#9 - Forming Tools - This is a pretty broad category, and includes everything from modelling tools, paddles, rolling pins, pony rollers, hole cutters, tile makers, handle makers and more. Of these, the pony roller is essential. For slab work, a rolling pin and wooden guides ranging from 1/4" to 1/2" or more are also essential if you won't have access to a slab roller. The remainder of tools in this category are really ambiguous; the type of work you make will inform which tools work best for you. However, I do recommend one tool as an overarching necessity no matter what type of work you do: polymer clay detail tools. These tools are two-sided; one end has a firm rubber nib that can be used to smooth joins, add texture lines, and more. The balled ends come in three sizes in this pack; I use the smallest to sign all my work, and the other two can be great for adding texture, and do double duty by providing visual interest while also compressing joins where I add handles and lugs.
#10 - Brushes - A good glazing brush is essential. I like these Hake brushes and a fan brush for glazing. Brushes are available in various sizes and with different sorts of fibers, so consider the type of work you plan to make and the type of mark you intend to make on your work when selecting your brushes. A detail brush can be useful as well, and you may also want to grab a big old paintbrush from your local craft store to make your own sponge on a stick so you can soak up any water you get into your forms. Don't use your good brushes for wax resist; most studios have wax brushes specifically for that purpose. If not, cheapo foam brushes generally work fine.
Not included in this list are Texture Tool(s) an area where you can get into some serious trouble as a handbuilder! Texture can be addictive, so take some time to determine what sorts of texture you like on your pieces, and how you want to incorporate them into your forms before splurging. Plus, there are so many textures to be had for FREE! Think about those mesh nets on meat products (like a ham), or the vinyl netting on top of a crate of clementines, or your grandmom's lace doilies, or an old fork, or toothpicks, or plants (leaves and flowers), or the bark of a tree, or seashells ... the dangerous thing with clay is that the possibilities are endless! You can create your own texture tools by carving clay stamps or rollettes and bisque firing them. You can also carve or cut craft foam, or impress old buttons or clear rubber stamps into clay to make sprig molds. A fellow student in a recent class I took used a walnut shell to make the most interesting bark texture on her work. When I say the possibilities are endless, it's entirely possible that I am not exaggerating!

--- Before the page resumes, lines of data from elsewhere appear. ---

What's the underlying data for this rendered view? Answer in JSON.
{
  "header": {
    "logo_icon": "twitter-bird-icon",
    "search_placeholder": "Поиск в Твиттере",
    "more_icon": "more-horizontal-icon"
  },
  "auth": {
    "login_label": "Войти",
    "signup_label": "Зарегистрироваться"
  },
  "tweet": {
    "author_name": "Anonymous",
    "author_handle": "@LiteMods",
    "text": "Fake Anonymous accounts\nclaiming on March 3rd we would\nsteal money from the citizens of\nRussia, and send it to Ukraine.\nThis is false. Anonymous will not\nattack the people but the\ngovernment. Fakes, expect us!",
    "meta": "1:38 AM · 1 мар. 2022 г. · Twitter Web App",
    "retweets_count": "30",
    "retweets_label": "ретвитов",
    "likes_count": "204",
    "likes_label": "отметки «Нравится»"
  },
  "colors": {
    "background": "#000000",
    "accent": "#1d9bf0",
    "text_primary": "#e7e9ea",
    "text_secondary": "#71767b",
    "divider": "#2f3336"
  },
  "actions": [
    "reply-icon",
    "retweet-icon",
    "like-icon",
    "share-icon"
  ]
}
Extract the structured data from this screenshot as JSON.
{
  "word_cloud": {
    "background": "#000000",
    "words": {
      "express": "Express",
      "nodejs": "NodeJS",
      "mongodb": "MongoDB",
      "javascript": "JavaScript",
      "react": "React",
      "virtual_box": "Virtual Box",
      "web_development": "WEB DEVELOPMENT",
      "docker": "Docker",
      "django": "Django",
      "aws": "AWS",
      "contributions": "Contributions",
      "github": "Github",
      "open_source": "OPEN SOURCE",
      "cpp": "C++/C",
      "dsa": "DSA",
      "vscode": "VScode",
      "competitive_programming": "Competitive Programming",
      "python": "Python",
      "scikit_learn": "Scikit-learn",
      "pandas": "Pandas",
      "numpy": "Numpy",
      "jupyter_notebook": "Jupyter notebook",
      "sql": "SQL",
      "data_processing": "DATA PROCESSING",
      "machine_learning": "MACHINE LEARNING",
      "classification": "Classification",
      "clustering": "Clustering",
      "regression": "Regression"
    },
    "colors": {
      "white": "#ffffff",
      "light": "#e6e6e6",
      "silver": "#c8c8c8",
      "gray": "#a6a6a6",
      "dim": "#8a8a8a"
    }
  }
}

My advice is to think outside the box before you purchase something for texture. Believe me when I tell you that I have purchased a lot of textures, and while I use them, the most interesting and unique ones I have are ones from found objects or ones that I've made on my own. (Oh, no! I feel another blog post coming on, and it involves toothpicks, springs, cheese slicers, sticks, and more). Subscribe to my website so you'll see the post when I get to it! Or, you could also just ask me in person or via email! :-)
Until then, remember to relax and enjoy your journey in clay. Always remember that it's only mud. It will take you where you want to go, even if you don't know you want to go there yet. And, if you don't like what you make today, it can always be a pot another day!